The wine is fermented then stored in inert vessels, such as stainless steel which stops any ageing due to contact with air. This also preserves it’s bright colour.

The wine is then usually blended for brand consistency of flavour and colour.

Ruby Port will be filtered before bottling and is usually drunk young. There are however some examples of premium rubies which have been aged in wood for up to six years.

A premium Ruby Port. It cannot have the name ‘vintage’ associated with it as it is neither a vintage or has the character of a vintage.

As you’d expect – this follows the processes of a rosé wine.
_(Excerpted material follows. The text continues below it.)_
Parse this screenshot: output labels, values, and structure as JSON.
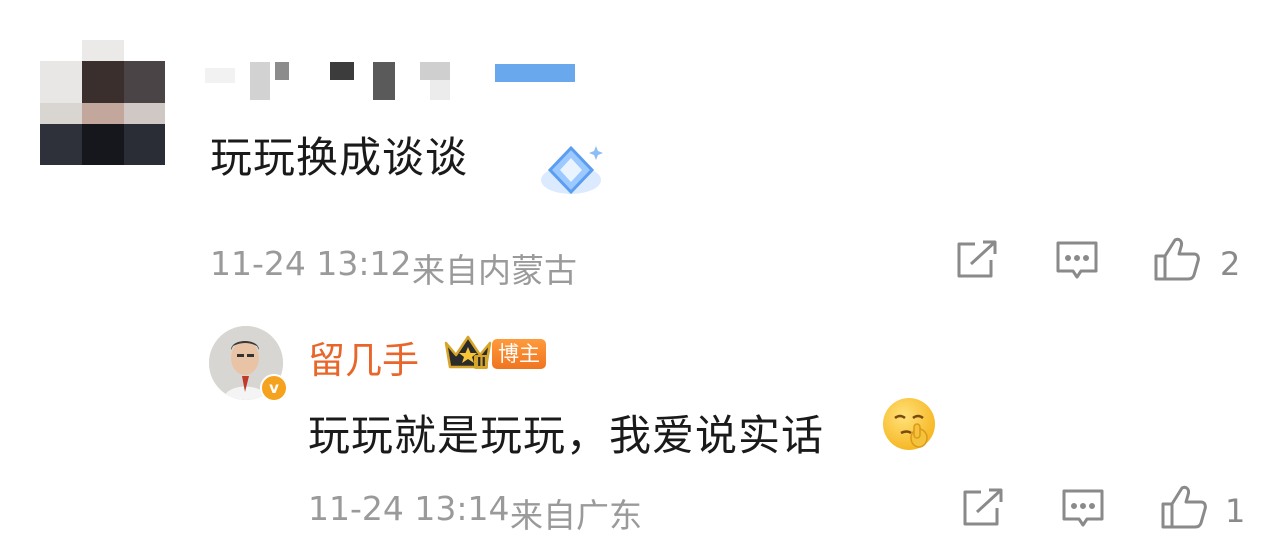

During fermentation, there’s limited exposure to the grape skins, hence a rose colour and not a red. 

Tawny Port has been produced using red grapes and is matured in wooden barrels. This exposes the wine to oxidisation and the character of the wood in which they are held – in a similar way maturing whisky is.

Typically consumed as a dessert wine, tawny ports with an age statement are sweet or medium dry.

Garrafeira ports are as rare as they are unusual.

Vintage-dated Garrafeira have a period of maturation in wood (between three and six years), with additional time spent in glass demijohns (at least eight years).

As the name would suggest, these ports are produced using white grapes. Ideal as a mixer or cocktail base, these can be drank alone too.

Sometimes they can matured in wood for long periods of time, giving them a darker colour which may be mistaken for a ruby port for example.

A single vintage Tawny port.

It is aged for at least seven years and is not to be confused with a vintage year; a Colheita may have spent 20 years in a wooden barrel before bottling.

Colheita’s have the vintage year on the bottle instead of an age statement.

Vintage port is made entirely from the grapes of a ‘declared’ vintage year. Not every year is declared a vintage and the decision on whether to declare a vintage is made early in the second year following the harvest.

Vintage port spends only about 18 months in barrels however it continues to mature in the bottle.

These ports only make up a small amount of port production, however they are the most well known and revered.

LBV stands for Late Bottled Vintage. The name came about from wine that had been destined for bottling as a vintage, but lack of demand meant the process wasn’t completed and therefore it was left in the barrel for longer.


Browse other spirits

Scotch Whisky
irish Whiskey
Irish Whiskey
Tequila & Mezcal
Vintage / Dated